During a 2020 where things have been far from perfect, No. 4 Minnesota has a chance to head into their winter break without a blemish on their record. The Gophers haven’t trailed in any of their games so far this season against Penn State, Ohio State, Michigan State and continued that trend against Michigan. Even dropping off three of their top young defensemen, Ryan Johnson, Jackson LaCombe and Brock Faber, for USA Hockey’s World Junior Camp didn’t slow them down during a 3-1 win over No. 5 Michigan in Ann Arbor at Yost Ice Arena.
“If anyone looks around, older teams in college hockey are the ones that do well,” Gophers Head Coach Bob Motzko said. “And we’ve got older guys that are leading the way for us. So am I surprised? I’m not surprised how we’re playing.”
“I knew we could play this way. We did it last year and we’re out in a good spot right now. We’re not going to run the table, it never happens in hockey. We just want to keep getting better and pushing forward.”
Minnesota, like a lot of the top programs in college hockey, has to balance acquiring the best talent they can recruit and building the best roster to win. The past decade, they’ve skewed towards being young and it’s certainly still true this season with the fourth youngest roster in college hockey at an average age 21 years – 2 months.
However, Motzko has been trying to get his team older where he can. One of the first players who joined the coach at his new job was Ben Meyers who had been previously connected to Maine and to Nebraska-Omaha. Motzko took the job in March 2018 and Meyers, who captained Delano to their first state tournament appearance, decided he would rather be a Gopher for Motzko in April.
Meyers was the type of player that Minnesota typically didn’t always have room to add. Meyers matured during his two-year junior hockey experience to be an assistant captain for the Force where he was named second team All-USHL and won a Clark Cup.
Now the 22-year-old old center is a key cog for the Gophers and was named the number one star against the Wolverines Tuesday night after scoring a goal and two assists.
“He’s a phenomenal player. He’s always been a staple for our team, that’s why we voted him assistant captain this year,” said linemate sophomore Bryce Brodzinski. “It’s always big when our better players step up in games like this.”
Meyers has certainly been one of the players stepping up this season as he will head into the first half finale leading the team in scoring with eight points (four goals, four assists) in seven games, tied for the team lead in plus/minus at +4 and has established himself as the go-to in the faceoff circle leading the team with 76 faceoff wins.
Motzko often goes to Meyers as one of the first pair of forwards for every penalty kill with Jaxon Nelson, will go to a Meyers’ led power play unit to start a man advantage opportunity and relies on him at the end of the game to hold onto leads.

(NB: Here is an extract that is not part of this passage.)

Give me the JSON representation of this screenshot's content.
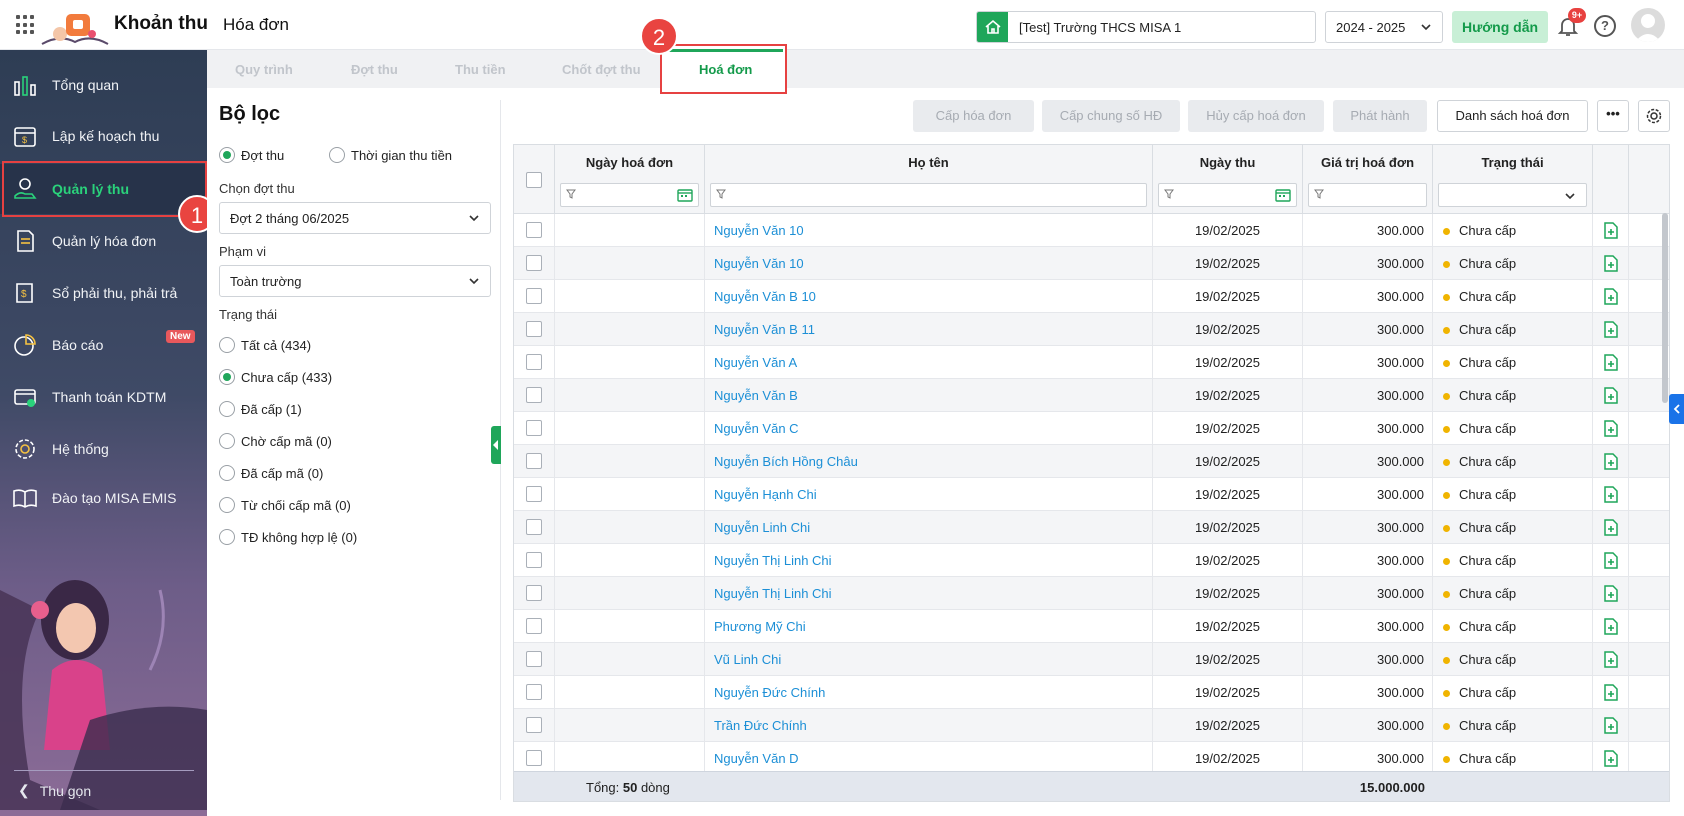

“He’s going to be one of the better players in the country as just a sophomore and people are seeing that. He’s such a terrific skater, he’s strong on draws, he’s so strong on the puck, he’s got great feel individually to make plays and confidence,” Motzko said. “We could see it coming last year and we kind of had a feeling this could be a big breakout year for him. He has sure proven that… he’s pretty good in all areas… penalty kill, power play, center… he is a versatile player.”
Meyers was a player that became dependable in all deployments last season for the Gophers to make smart plays all over the ice while he tallied 10 goals and 16 assists in 37 games while being named to the Big Ten All-Freshman Team, but he so far has taken it to the next level this season despite the long layoff.
“We had guys working out on the lawn of the hockey house. It looked like Gold’s Gym outside, it looked like Venice Beach. Benny Meyers looks like a silverback gorilla and all he’s been doing is push-ups in his room,” said senior goaltender Jack LaFontaine heading into the season. “A lot of guys took ownership this summer for how they were going to get better, whether that was on the ice, whether it was off the ice, we did a phenomenal job of making sure that nothing, not even a pandemic, was going to stand in our way of getting better and preparing ourselves for this season.”
It’s a season with a lot of unknowns ahead, like the second half of the schedule that hasn’t been released yet, but it’s not hard to imagine that one of their players will approach it just like he did during game one against Michigan.
“I just stick to the game plan. Same thing we’ve done every other game up till now. Try to get pucks deep and make plays if they’re open, but if not, just keep it simple,” said Meyers.